Lord Hunt’s proposed participation in consensual acts defence was agreed at the House of Lords on 30.04.2008 during the Third Reading debate for the Criminal Justice and Immigration Bill.
Lord Hunt of Kings Heath moved Amendment No. 14:
14: After Clause 64, insert the following new Clause—
“Defence: participation in consensual acts
(1) This section applies where—
(a) a person (“D”) is charged with an offence under section 62, and
(b) the offence relates to an image that portrays an act or acts within paragraphs (a) to (c) (but none within paragraph (d)) of subsection (7) of that section.
(2) It is a defence for D to prove—
(a) that D directly participated in the act or any of the acts portrayed, and
(b) that the act or acts did not involve the infliction of any non-consensual harm on any person, and
(c) if the image portrays an act within section 62(7)(c), that what is portrayed as a human corpse was not in fact a corpse.
(3) For the purposes of this section harm inflicted on a person is “non-consensual” harm if—
(a) the harm is of such a nature that the person cannot, in law, consent to it being inflicted on himself or herself; or
(b) where the person can, in law, consent to it being so inflicted, the person does not in fact consent to it being so inflicted.”
The noble Lord said: My Lords, during our debate at Report, I said that the Government intended to address the concerns expressed by the noble Lord, Lord Wallace, and others, about individuals who keep a record of themselves freely and willingly participating in bondage, domination, submission and sadomasochistic practices in which no unlawful harm occurs. We recognise that it would be anomalous if participants in perfectly lawful acts were to be at risk of prosecution for possession of images portraying those acts. We have introduced an amendment which creates a new defence of participation in acts in which no unlawful harm occurs. The defence will apply in respect of images which meet the very high threshold for the offence. The defence will not apply in respect of bestiality images or necrophilia images which involve a real corpse.
In respect of other material, it will be a defence for a person to prove, on the balance of probabilities, that he or she directly participated in the act or any of the acts portrayed and that the act or acts portrayed did not involve the infliction of any non-consensual harm on any person.
The defence that we are proposing does not amend the law in the wider area that was set out in the House of Lords case of R v Brown—a decision that the European Court of Human Rights found not to be an infringement of Convention rights. However, the defence is constructed so that, if the law on that point should change in the future, the defence would not move it. I hope that this defence will give reassurance to those who participate in legal and consensual acts of which they wish to keep a photographic record. I beg to move.
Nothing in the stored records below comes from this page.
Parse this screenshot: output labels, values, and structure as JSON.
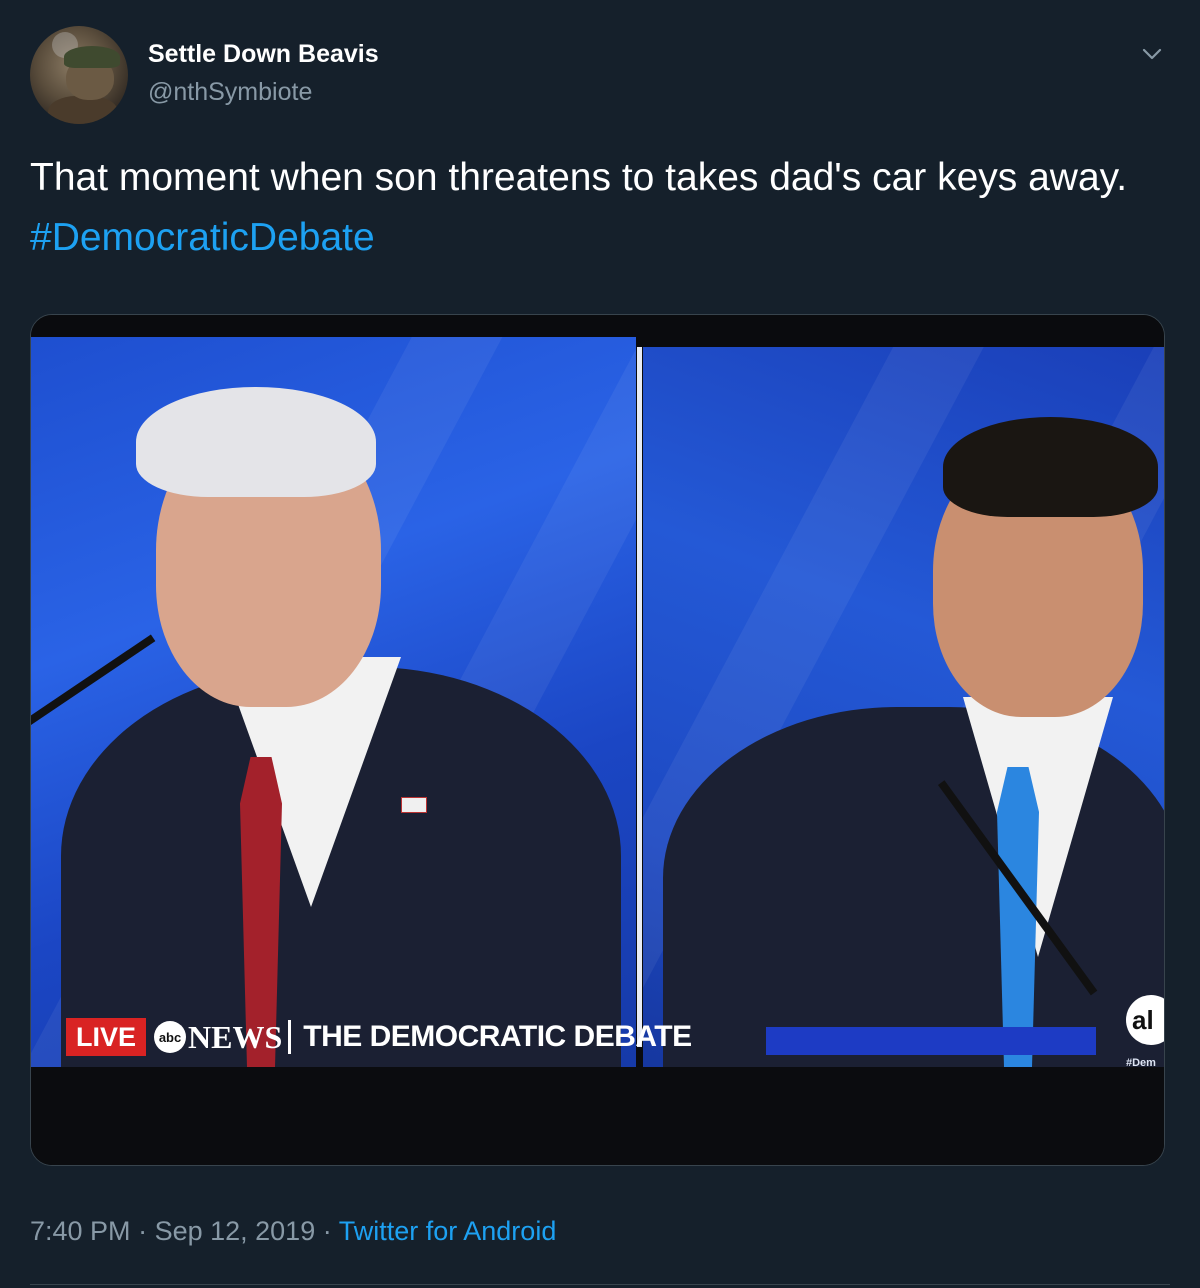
{
  "author": {
    "display_name": "Settle Down Beavis",
    "handle": "@nthSymbiote",
    "avatar_icon": "avatar-icon"
  },
  "menu": {
    "icon": "chevron-down-icon"
  },
  "tweet": {
    "text": "That moment when son threatens to takes dad's car keys away. ",
    "hashtag": "#DemocraticDebate"
  },
  "media": {
    "chyron_live": "LIVE",
    "chyron_abc": "abc",
    "chyron_news": "NEWS",
    "chyron_title": "THE DEMOCRATIC DEBATE",
    "corner_logo": "al",
    "corner_tag": "#Dem"
  },
  "meta": {
    "time": "7:40 PM",
    "separator": " · ",
    "date": "Sep 12, 2019",
    "source": "Twitter for Android"
  },
  "colors": {
    "background": "#15202b",
    "link": "#1da1f2",
    "secondary_text": "#8899a6",
    "live_red": "#d92323"
  }
}
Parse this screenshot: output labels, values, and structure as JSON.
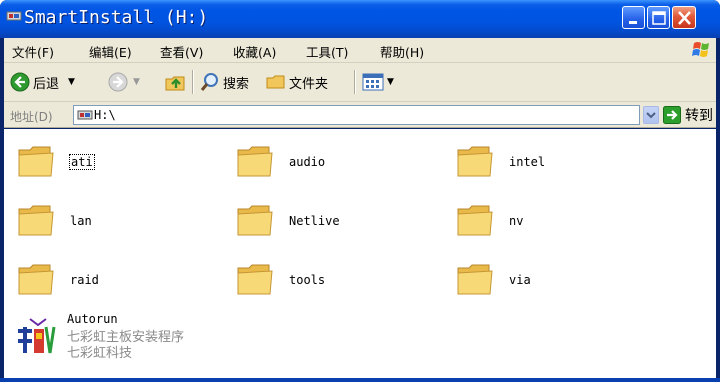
{
  "window": {
    "title": "SmartInstall (H:)"
  },
  "menu": [
    {
      "label": "文件",
      "key": "(F)"
    },
    {
      "label": "编辑",
      "key": "(E)"
    },
    {
      "label": "查看",
      "key": "(V)"
    },
    {
      "label": "收藏",
      "key": "(A)"
    },
    {
      "label": "工具",
      "key": "(T)"
    },
    {
      "label": "帮助",
      "key": "(H)"
    }
  ],
  "toolbar": {
    "back_label": "后退",
    "search_label": "搜索",
    "folders_label": "文件夹"
  },
  "address": {
    "label": "地址(D)",
    "value": "H:\\",
    "go_label": "转到"
  },
  "items": [
    {
      "name": "ati",
      "selected": true
    },
    {
      "name": "audio"
    },
    {
      "name": "intel"
    },
    {
      "name": "lan"
    },
    {
      "name": "Netlive"
    },
    {
      "name": "nv"
    },
    {
      "name": "raid"
    },
    {
      "name": "tools"
    },
    {
      "name": "via"
    }
  ],
  "autorun": {
    "name": "Autorun",
    "desc1": "七彩虹主板安装程序",
    "desc2": "七彩虹科技"
  },
  "colors": {
    "titlebar": "#0154e0",
    "chrome": "#ece9d8",
    "folder": "#f5d36b",
    "go_arrow": "#2c9e2c"
  }
}
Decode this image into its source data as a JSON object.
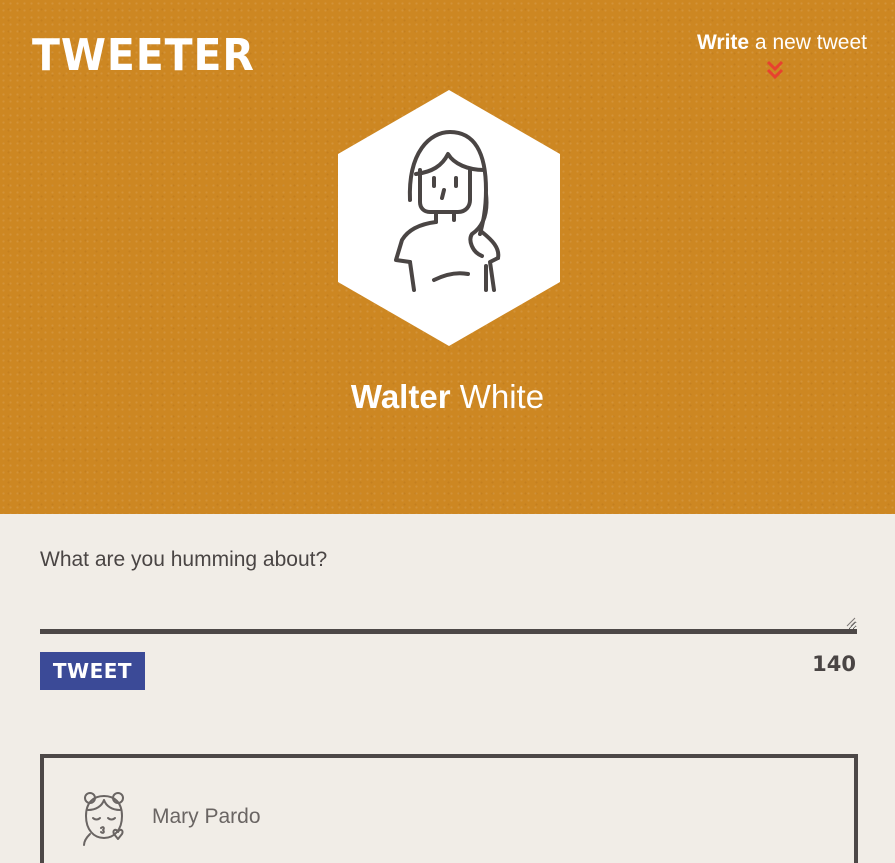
{
  "header": {
    "logo": "TWEETER",
    "write_link": {
      "strong": "Write",
      "rest": " a new tweet"
    },
    "accent_color": "#e8412f",
    "background_color": "#cd8722",
    "avatar_icon": "user-avatar-icon"
  },
  "user": {
    "first_name": "Walter",
    "last_name": "White"
  },
  "compose": {
    "label": "What are you humming about?",
    "value": "",
    "button_label": "TWEET",
    "button_color": "#3b4a97",
    "char_count": "140"
  },
  "tweets": [
    {
      "author": "Mary Pardo",
      "avatar_icon": "girl-avatar-icon"
    }
  ]
}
The Earl of Onslow: My Lords, when members of the Joint Committee on Human Rights were told that the Minister was going to move this amendment, we all said, “Yippee” or words to that effect, so I would like to thank the Minister for going as far as he has. There is a question of moving millimetres rather than metres, but one must be thankful for small mercies; on behalf of the Joint Committee, I would like to say, “Thank you for the millimetres”.
Lord Wallace of Tankerness: My Lords, I raised these matters in Committee and at Report and I also want to express appreciation for the amendment introduced by the Minister, which addresses the issue of someone having a record of his or her participation in a consensual act. The noble Earl, Lord Onslow, is right that it is millimetres rather than metres. As I understand it, a person may have a photograph and although he himself is not present in the photograph, he could lead witnesses to establish that the act was consensual. But that defence will not be open to him. I regret that that is an issue that will come up in a court case and show again the fundamental misgivings that many of us have about these clauses as a whole. Nevertheless, it is only appropriate to acknowledge where a step in the right direction has been made and I am grateful to the Minister for that.
Lord McIntosh of Haringey: My Lords, it would be discourteous for me not to join in. I rather liked word “chinkette” used by the noble Earl, Lord Onslow. This is something rather than nothing and we are modestly grateful.
Lord Hunt of Kings Heath: My Lords, I am overwhelmed by the modest gratitude of the House.
On Question, amendment agreed to.
Clause 65 [Penalties etc. for possession of extreme pornographic images]:
[Amendment No. 15 not moved.]
Lord Hunt of Kings Heath moved Amendment No. 16:
16: Clause 65, page 52, line 8, leave out “depict” and insert “portray”
On Question, amendment agreed to.